Other differences were also striking. In the U.S., for example, I’m used to a church service lasting about an hour. This service was three hours long, yet it never dragged. The music was phenomenal with a 15-person choir and a full band accompaniment. They sang and danced to one song that lasted over 25 minutes! I was completely enthralled by the dancing, the singing, and everyone in their Sunday best—complete with beautiful hair wraps of extraordinary color.
Fully experiencing the people of a different culture was an important reason why I was excited to make the trip to Nigeria. And this church experience—on my first full day, no less—offered the perfect opportunity to be welcomed into a different country by the hospitality of its people. From there, I was ready to get down to work with Weyinmi to finalize plans for the workshop and get ready to meet our group of aspiring leaders.

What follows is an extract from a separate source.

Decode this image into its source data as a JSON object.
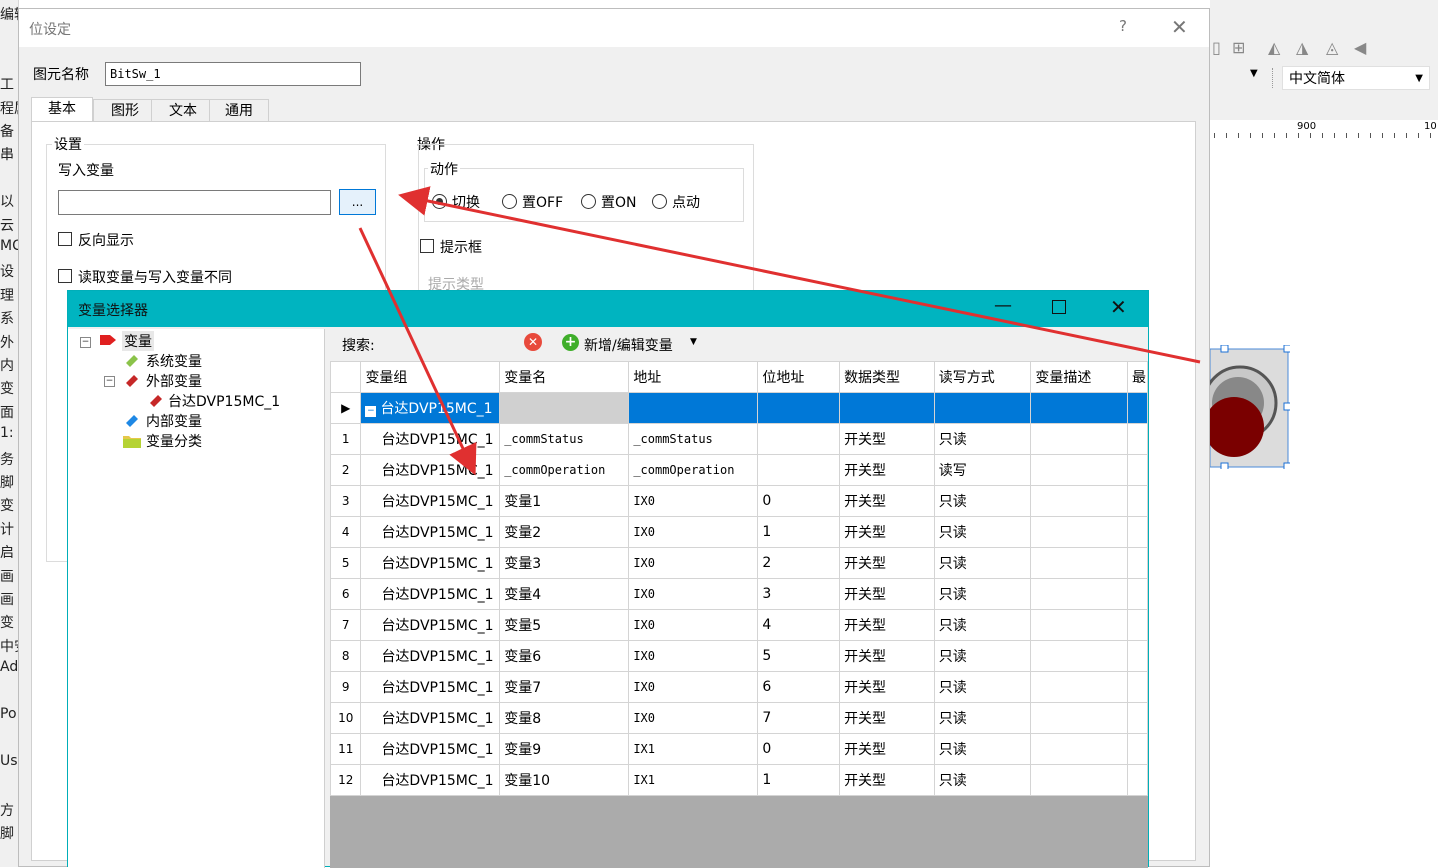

From the experiential activities to the Leadership Practices Inventory coaching sessions, the first-ever The Leadership Challenge® Workshop held in Lagos, Nigeria was a terrific success—a testament to the global nature of Jim and Barry’s work. It is truly amazing. Our 30 participants—bankers, teachers, and mid-level managers of community organizations—arrived very eager and willing to learn more about The Five Practices of Exemplary Leadership®. They were especially interested in hearing about the issues leaders in the U.S. face, and to realize that the challenge of getting people engaged and motivated in the workplace is the same the world over, whether you’re in Nebraska or Nigeria. Despite any initial concern I might have had about whether the Personal Best activity would work or the stories we shared would make The Five Practices clearly evident, the workshop produced a wonderful two-day experience. During the presentation of certificates at the end of the second day, for example, each participant took time to briefly share with the group the impact the workshop had on them, including one leader who described it as “a deep, soul-searching, fulfilling, enriching, and rewarding time well spent.” And the recognition table was empty!
Because my consulting philosophy combines the elements of diversity and leadership, helping organizations create an atmosphere where everyone can do their best work— because of differences not regardless of differences—this inaugural Leadership Challenge® Workshop in Lagos was an especially enlightening and rewarding experience for me. Weyinmi and I made a great team: I presented the fundamental concepts of The Five Practices from a Certified Master’s perspective and Weyinmi provided the essential cultural context that fully integrated the model directly into the Nigerian experience. And we both look forward to future collaborations. The Leadership Challenge community welcomed Weyinmi at this year’s Forum in Scottsdale and he’s already planning to make his way to New Orleans in 2014. In addition, we have a second workshop scheduled for Lagos in October 2013 with hopefully three or four more in 2014.
Thank you, Weyinmi Jemide, for the opportunity to experience the vibrant Nigerian culture and to manifest collaboration with you and the extraordinary leaders from Lagos, Nigeria!
Stephen Hoel is president of Diversity Leadership Consultants. Along with a team of collaborative training partners—all Certified Facilitators of The Leadership Challenge, including two who are Certified Masters—he has delivered over 80 multi-day Leadership Challenge workshops to individuals and leadership teams in federal and local government agencies, and public and private organizations. He can be reached at www.stephenhoel.com or firstname.lastname@example.org.